He says that the VMMC programme in South Africa has gone close to achieving its target in some financial years, however, due to the surgical nature of the intervention and ambitious targets, it has not been easy to convince the target number of men to get medically circumcised.
Progress on both VMMC and traditional circumcision
When UNAIDS/WHO recommended male circumcision as an HIV prevention strategy, they advised that the socio-cultural context of each country/region or community should inform the implementation of male circumcision programmes. Evidence indicates that medical circumcision provides greater protection against HIV infection than traditional forms of circumcision.
According to Igaba, Right to Care has partnered with traditional leaders and other stakeholders in Mpumalanga, Free State, North West, and the Eastern Cape to support traditional/customary male initiation (T/CMI) practices without diluting the culture. He says that the partnership involves training, and mentorship of personnel involved in this practice on quality standards, infection prevention and control, wound care, early identification of adverse events, and timely referral. Further support involves providing male clinicians (nurses and doctors) access to the initiation schools to perform VMMC and follow up clients without interfering with the cultural practices.
He says that in 2013, 30 initiates died in Nkangala in Mpumalanga, but that since Right to Care’s partnership with traditional leaders in the area and with the provincial Department of Health, there have been no registered deaths related to initiation in this region in areas supported by Right to Care.
However, Igaba says, “there are still reported deaths in the Eastern Cape and regrettably the majority are from illegal initiation schools that do not follow all regulations set by the Eastern Cape House of Traditional Leaders, a body that coordinates initiation activities in the province.”
Mohale adds that from the side of the National Department of Health, the VMMC programme is working closely with the traditional sector in the Eastern Cape and Mpumalanga provinces to provide safe circumcisions as part of traditional male initiation.

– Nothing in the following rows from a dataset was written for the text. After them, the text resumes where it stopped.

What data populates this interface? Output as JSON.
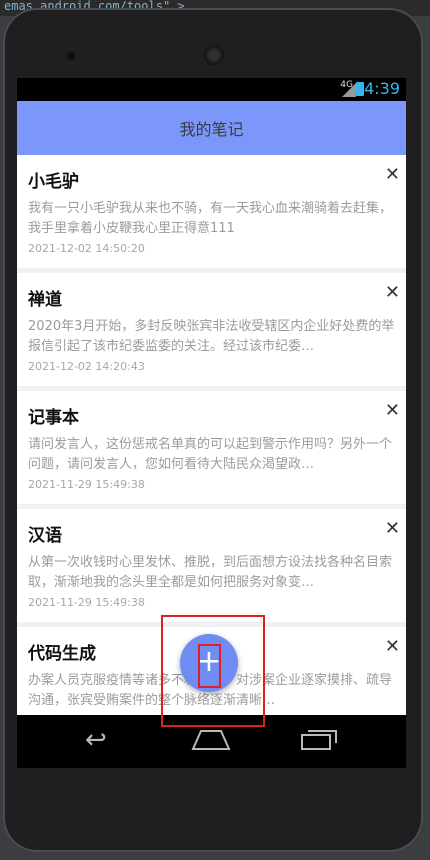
{
  "ide_strip": {
    "text": "emas.android.com/tools\" >"
  },
  "status_bar": {
    "network": "4G",
    "time": "4:39"
  },
  "app_bar": {
    "title": "我的笔记"
  },
  "notes": [
    {
      "title": "小毛驴",
      "content": "我有一只小毛驴我从来也不骑，有一天我心血来潮骑着去赶集，我手里拿着小皮鞭我心里正得意111",
      "date": "2021-12-02 14:50:20"
    },
    {
      "title": "禅道",
      "content": "2020年3月开始，多封反映张宾非法收受辖区内企业好处费的举报信引起了该市纪委监委的关注。经过该市纪委…",
      "date": "2021-12-02 14:20:43"
    },
    {
      "title": "记事本",
      "content": "请问发言人，这份惩戒名单真的可以起到警示作用吗？另外一个问题，请问发言人，您如何看待大陆民众渴望政…",
      "date": "2021-11-29 15:49:38"
    },
    {
      "title": "汉语",
      "content": "从第一次收钱时心里发怵、推脱，到后面想方设法找各种名目索取，渐渐地我的念头里全都是如何把服务对象变…",
      "date": "2021-11-29 15:49:38"
    },
    {
      "title": "代码生成",
      "content": "办案人员克服疫情等诸多不利影响，对涉案企业逐家摸排、疏导沟通，张宾受贿案件的整个脉络逐渐清晰…",
      "date": ""
    }
  ],
  "icons": {
    "close": "close-icon",
    "add": "plus-icon",
    "back": "back-icon",
    "home": "home-icon",
    "recents": "recents-icon"
  },
  "fab": {
    "label": "+"
  },
  "colors": {
    "app_bar": "#7b97fb",
    "fab": "#6e8cf2",
    "highlight": "#e02020",
    "status_time": "#35b6ec"
  }
}
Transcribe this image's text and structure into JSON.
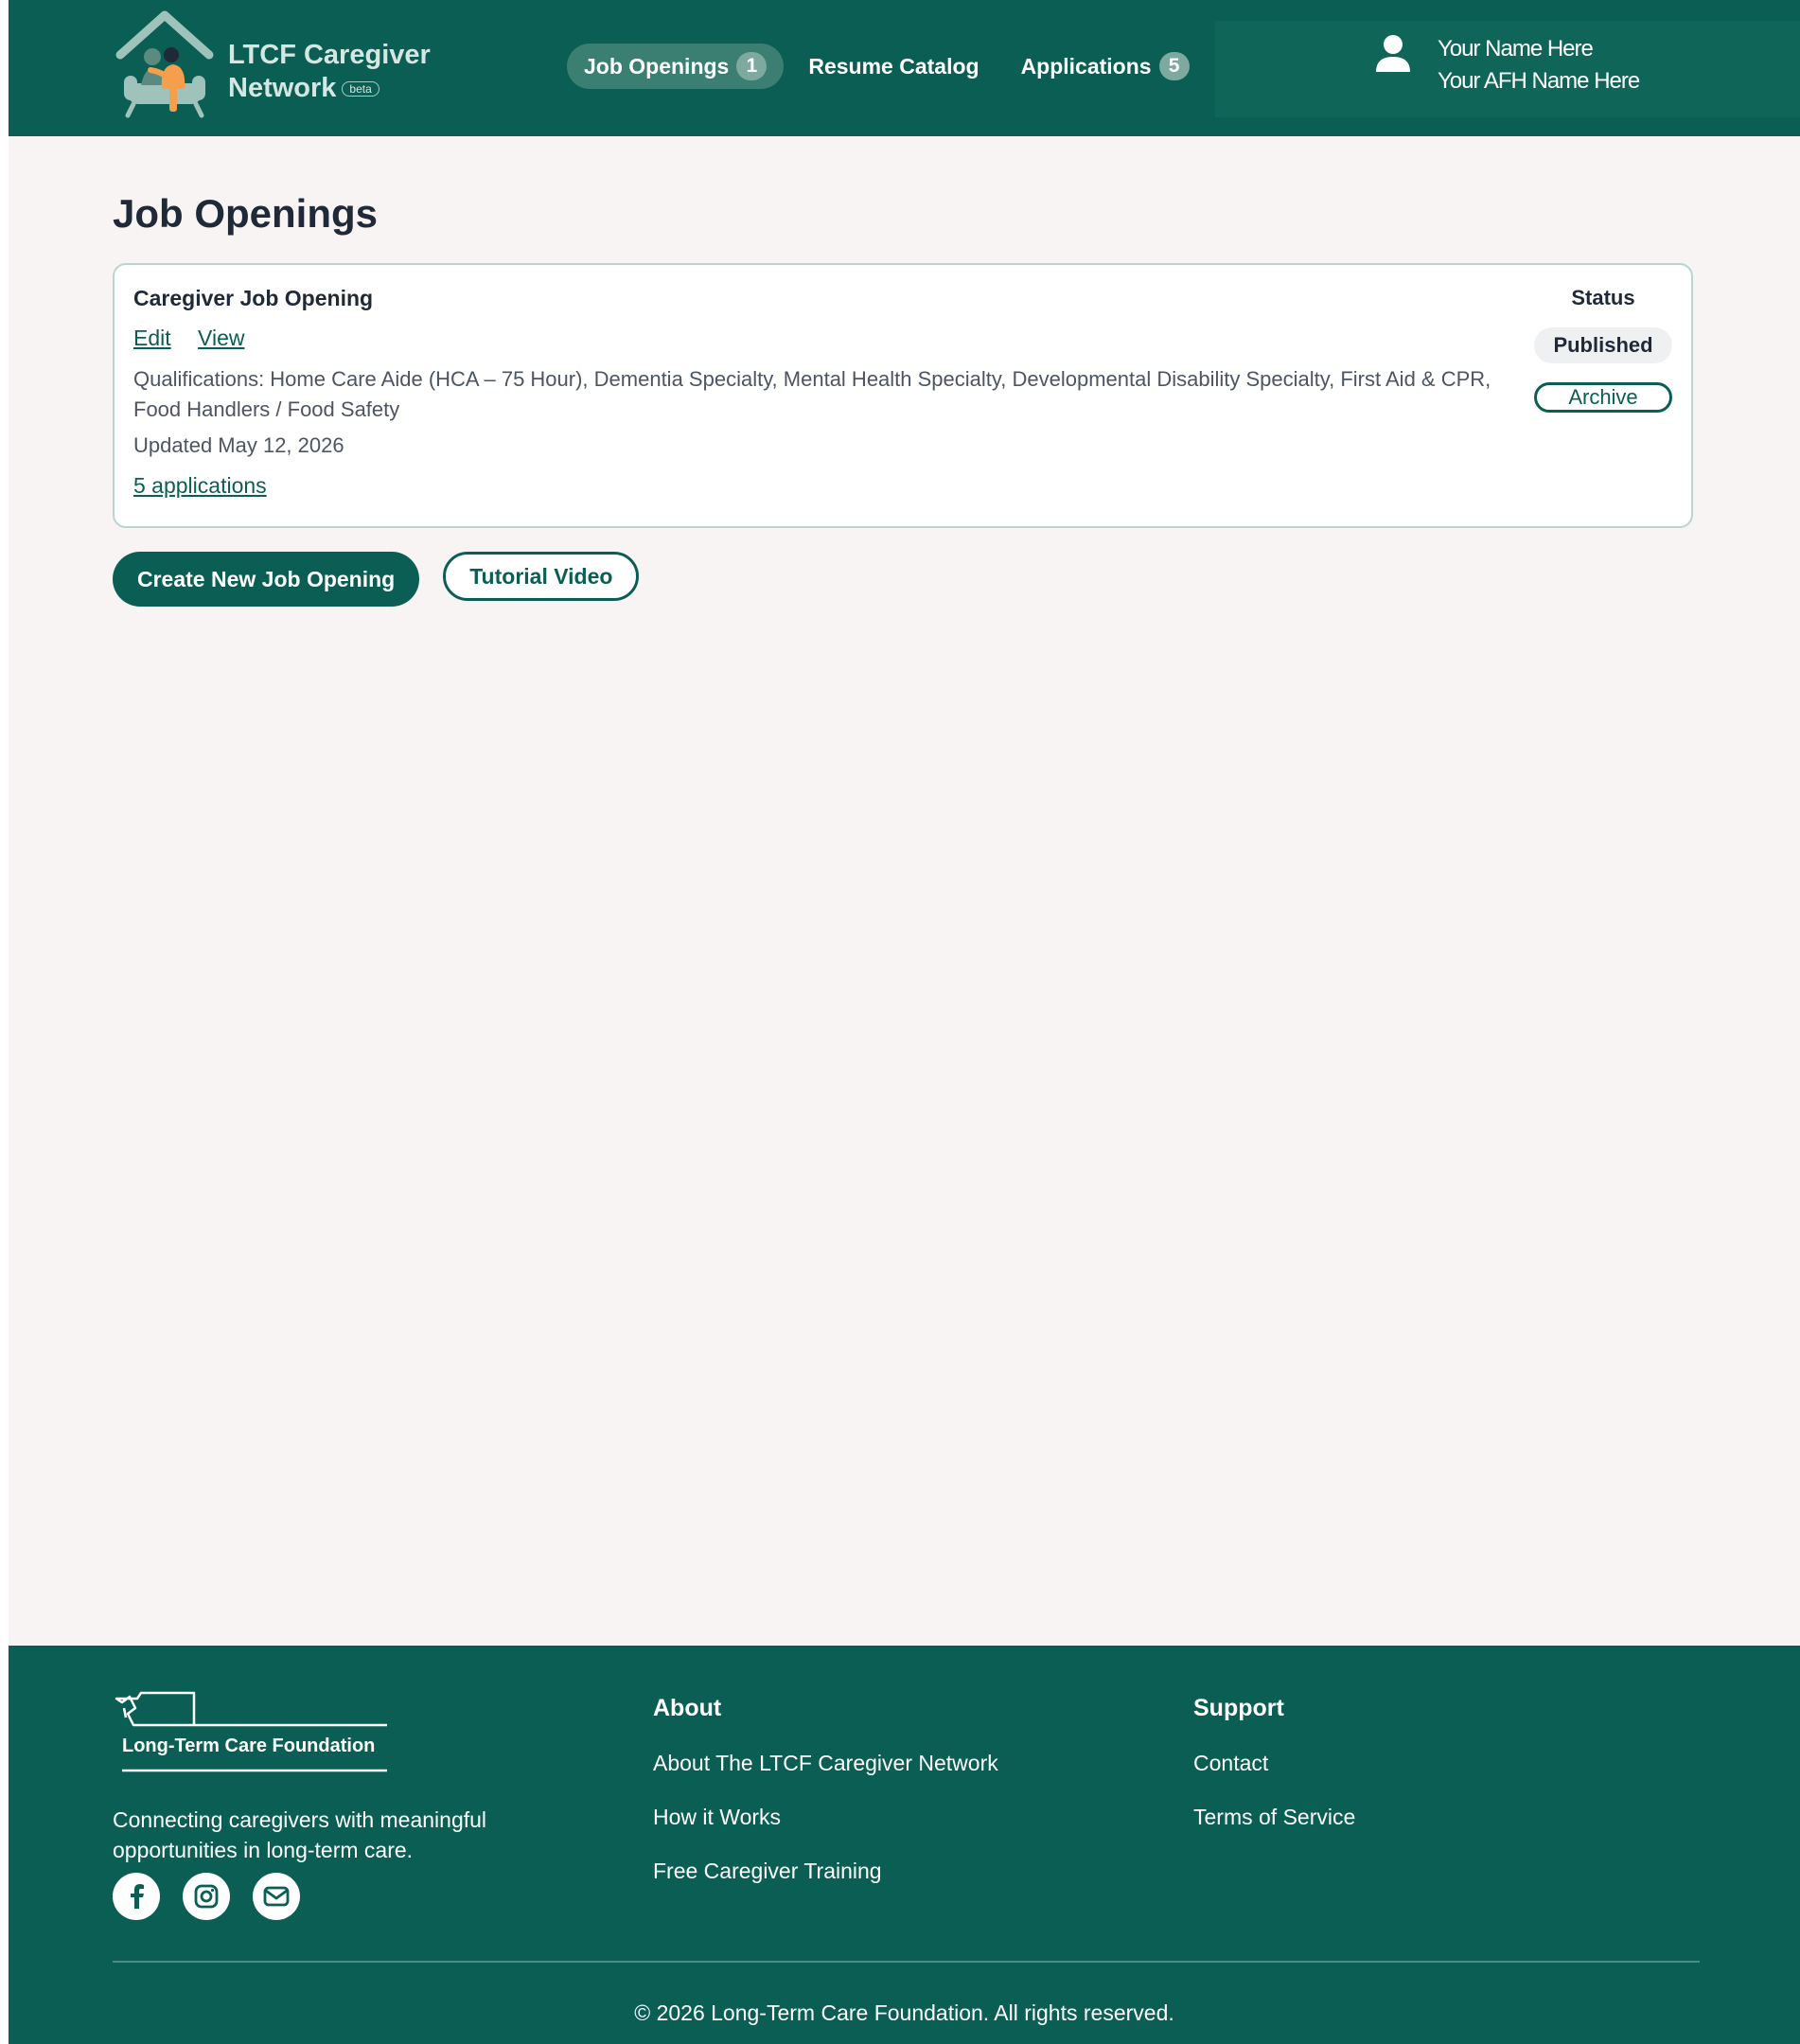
{
  "brand": {
    "line1": "LTCF Caregiver",
    "line2": "Network",
    "beta": "beta"
  },
  "nav": {
    "job_openings": "Job Openings",
    "job_openings_count": "1",
    "resume_catalog": "Resume Catalog",
    "applications": "Applications",
    "applications_count": "5"
  },
  "user": {
    "name": "Your Name Here",
    "org": "Your AFH Name Here"
  },
  "main": {
    "title": "Job Openings",
    "card": {
      "title": "Caregiver Job Opening",
      "edit": "Edit",
      "view": "View",
      "qualifications": "Qualifications: Home Care Aide (HCA – 75 Hour), Dementia Specialty, Mental Health Specialty, Developmental Disability Specialty, First Aid & CPR, Food Handlers / Food Safety",
      "updated": "Updated May 12, 2026",
      "applications": "5 applications",
      "status_label": "Status",
      "status": "Published",
      "archive": "Archive"
    },
    "create_button": "Create New Job Opening",
    "tutorial_button": "Tutorial Video"
  },
  "footer": {
    "logo_text": "Long-Term Care Foundation",
    "tagline": "Connecting caregivers with meaningful opportunities in long-term care.",
    "about_heading": "About",
    "about_links": [
      "About The LTCF Caregiver Network",
      "How it Works",
      "Free Caregiver Training"
    ],
    "support_heading": "Support",
    "support_links": [
      "Contact",
      "Terms of Service"
    ],
    "copyright": "© 2026 Long-Term Care Foundation. All rights reserved."
  },
  "colors": {
    "brand_green": "#0b5e53",
    "page_bg": "#f7f4f3",
    "accent_orange": "#f59e4c"
  },
  "icons": [
    "house-logo-icon",
    "user-icon",
    "facebook-icon",
    "instagram-icon",
    "email-icon",
    "washington-state-icon"
  ]
}
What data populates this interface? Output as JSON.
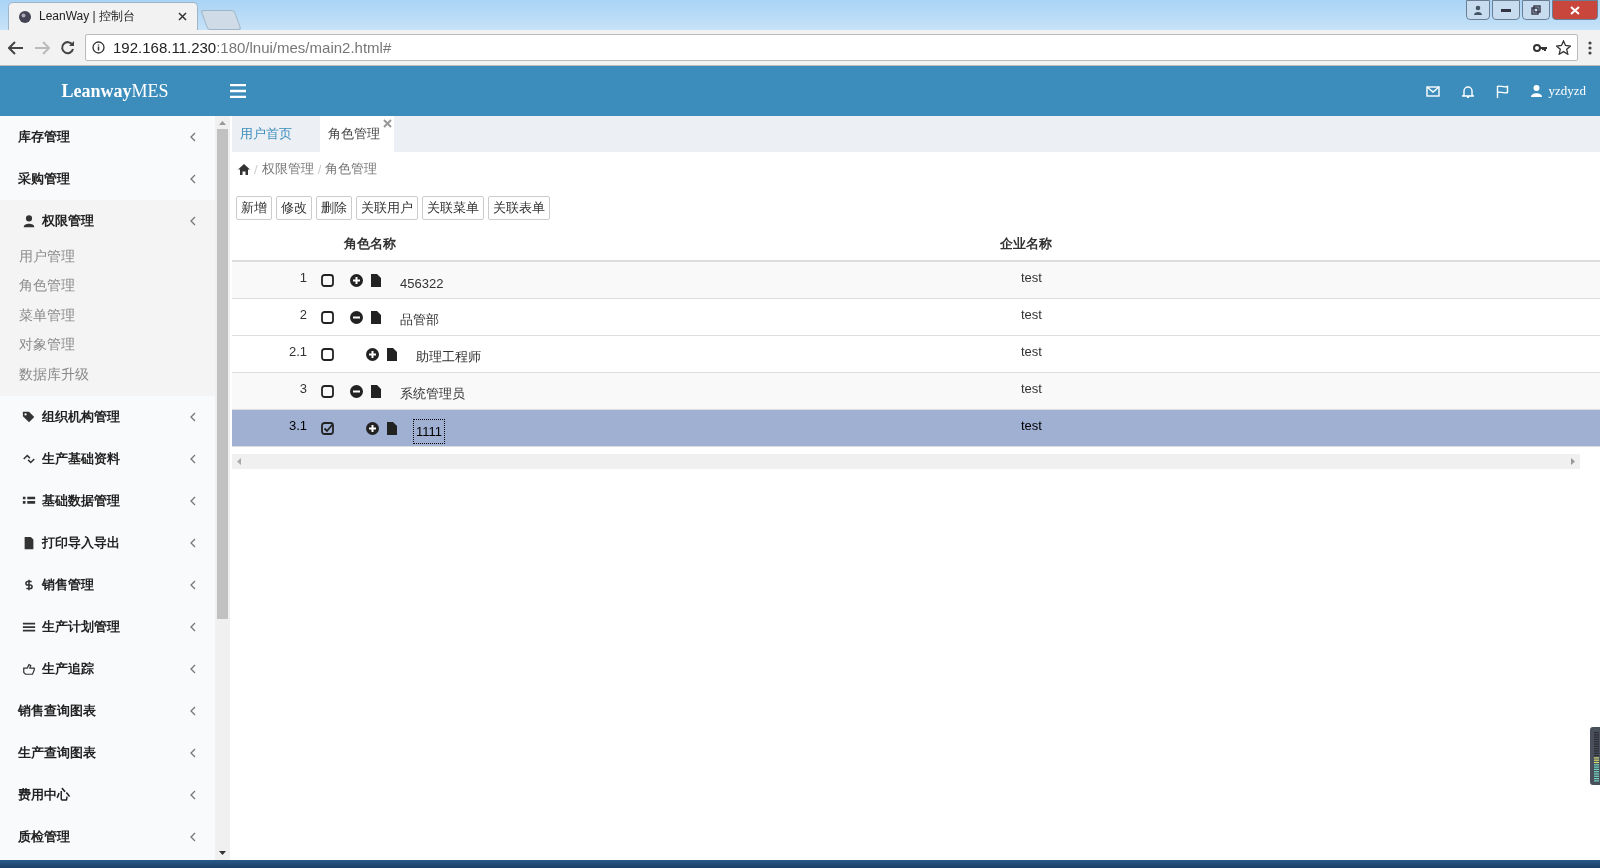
{
  "browser": {
    "tab_title": "LeanWay | 控制台",
    "url": {
      "host": "192.168.11.230",
      "path": ":180/lnui/mes/main2.html#"
    }
  },
  "header": {
    "logo_bold": "Leanway",
    "logo_light": "MES",
    "user": "yzdyzd"
  },
  "sidebar": {
    "items": [
      {
        "label": "库存管理"
      },
      {
        "label": "采购管理"
      },
      {
        "label": "权限管理",
        "children": [
          {
            "label": "用户管理"
          },
          {
            "label": "角色管理"
          },
          {
            "label": "菜单管理"
          },
          {
            "label": "对象管理"
          },
          {
            "label": "数据库升级"
          }
        ]
      },
      {
        "label": "组织机构管理"
      },
      {
        "label": "生产基础资料"
      },
      {
        "label": "基础数据管理"
      },
      {
        "label": "打印导入导出"
      },
      {
        "label": "销售管理"
      },
      {
        "label": "生产计划管理"
      },
      {
        "label": "生产追踪"
      },
      {
        "label": "销售查询图表"
      },
      {
        "label": "生产查询图表"
      },
      {
        "label": "费用中心"
      },
      {
        "label": "质检管理"
      }
    ]
  },
  "tabs": [
    {
      "label": "用户首页",
      "selected": false
    },
    {
      "label": "角色管理",
      "selected": true
    }
  ],
  "breadcrumb": {
    "separator": "/",
    "items": [
      "权限管理",
      "角色管理"
    ]
  },
  "toolbar": [
    "新增",
    "修改",
    "删除",
    "关联用户",
    "关联菜单",
    "关联表单"
  ],
  "table": {
    "columns": [
      "角色名称",
      "企业名称"
    ],
    "rows": [
      {
        "number": "1",
        "checked": false,
        "selected": false,
        "expanded": false,
        "name": "456322",
        "company": "test"
      },
      {
        "number": "2",
        "checked": false,
        "selected": false,
        "expanded": true,
        "name": "品管部",
        "company": "test",
        "children": [
          {
            "number": "2.1",
            "checked": false,
            "selected": false,
            "expanded": false,
            "name": "助理工程师",
            "company": "test"
          }
        ]
      },
      {
        "number": "3",
        "checked": false,
        "selected": false,
        "expanded": true,
        "name": "系统管理员",
        "company": "test",
        "children": [
          {
            "number": "3.1",
            "checked": true,
            "selected": true,
            "expanded": false,
            "name": "1111",
            "company": "test"
          }
        ]
      }
    ]
  }
}
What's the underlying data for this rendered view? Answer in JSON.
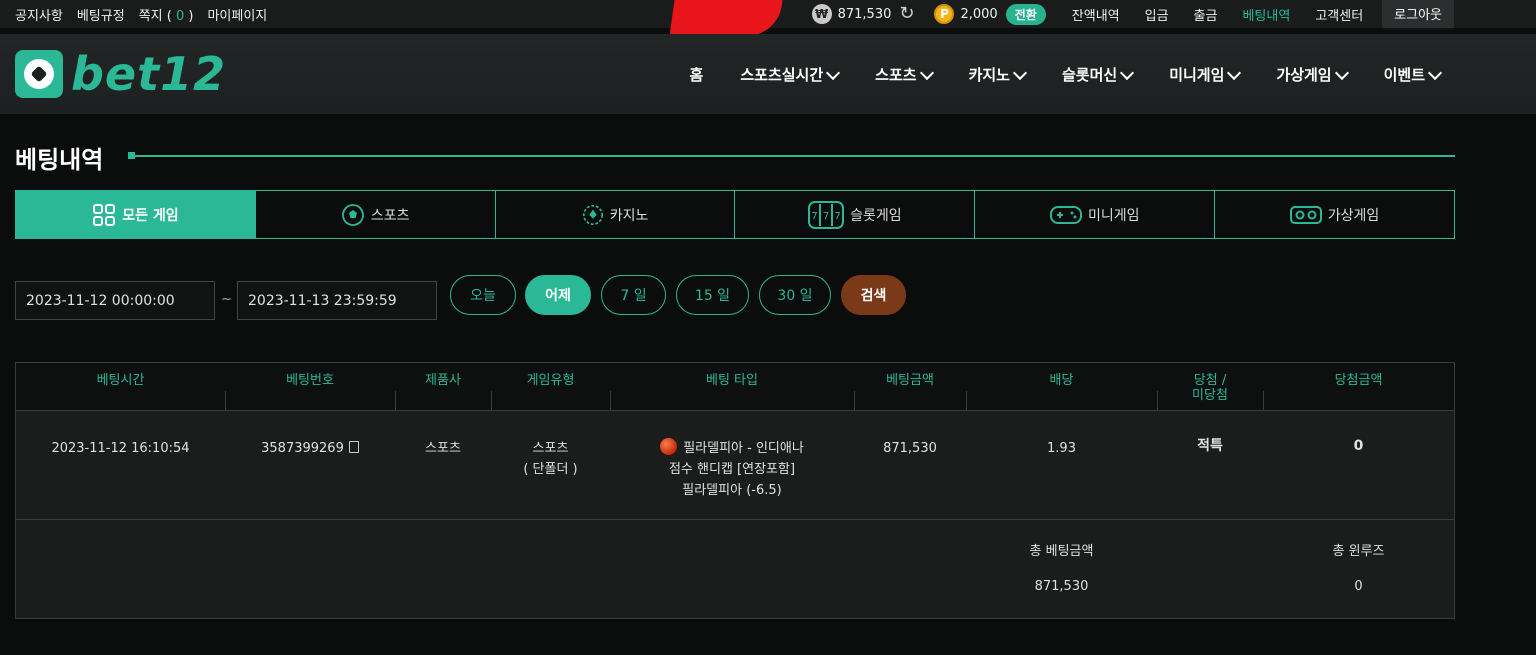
{
  "topbar": {
    "links": [
      "공지사항",
      "베팅규정"
    ],
    "note_label": "쪽지",
    "note_count": "0",
    "mypage": "마이페이지",
    "won_symbol": "₩",
    "balance": "871,530",
    "point_symbol": "P",
    "points": "2,000",
    "convert_label": "전환",
    "right_links": [
      "잔액내역",
      "입금",
      "출금",
      "베팅내역",
      "고객센터"
    ],
    "logout_label": "로그아웃"
  },
  "header": {
    "logo_text": "bet12",
    "nav": [
      "홈",
      "스포츠실시간",
      "스포츠",
      "카지노",
      "슬롯머신",
      "미니게임",
      "가상게임",
      "이벤트"
    ]
  },
  "page": {
    "title": "베팅내역"
  },
  "tabs": [
    {
      "label": "모든 게임",
      "icon": "grid-icon"
    },
    {
      "label": "스포츠",
      "icon": "soccer-icon"
    },
    {
      "label": "카지노",
      "icon": "casino-chip-icon"
    },
    {
      "label": "슬롯게임",
      "icon": "slot-icon"
    },
    {
      "label": "미니게임",
      "icon": "gamepad-icon"
    },
    {
      "label": "가상게임",
      "icon": "vr-icon"
    }
  ],
  "filter": {
    "start": "2023-11-12 00:00:00",
    "tilde": "~",
    "end": "2023-11-13 23:59:59",
    "buttons": [
      "오늘",
      "어제",
      "7 일",
      "15 일",
      "30 일"
    ],
    "search_label": "검색"
  },
  "table": {
    "headers": [
      "베팅시간",
      "베팅번호",
      "제품사",
      "게임유형",
      "베팅 타입",
      "베팅금액",
      "배당",
      "당첨 /\n미당첨",
      "당첨금액"
    ],
    "row": {
      "time": "2023-11-12 16:10:54",
      "number": "3587399269",
      "provider": "스포츠",
      "game_type": "스포츠",
      "game_sub": "( 단폴더 )",
      "bet_line1": "필라델피아 - 인디애나",
      "bet_line2": "점수 핸디캡 [연장포함]",
      "bet_line3": "필라델피아 (-6.5)",
      "amount": "871,530",
      "odds": "1.93",
      "result": "적특",
      "win_amount": "0"
    },
    "summary": {
      "total_bet_label": "총 베팅금액",
      "total_bet": "871,530",
      "total_win_label": "총 윈루즈",
      "total_win": "0"
    }
  }
}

“Deaths in the traditional sector due to circumcisions going wrong has significantly dwindled in the traditional sector over the past years. These challenges are mainly at illegal initiation schools. In areas where the department has intervened, the number of circumcision-related complications has drastically declined and there have been no more deaths reported due to medical circumcision. Also, other deaths have been averted through the strengthening of pre-screening, clinical assessments whilst in the mountain, and the improved availability of emergency medical care to initiates if or where absolutely necessary,” says Mohale.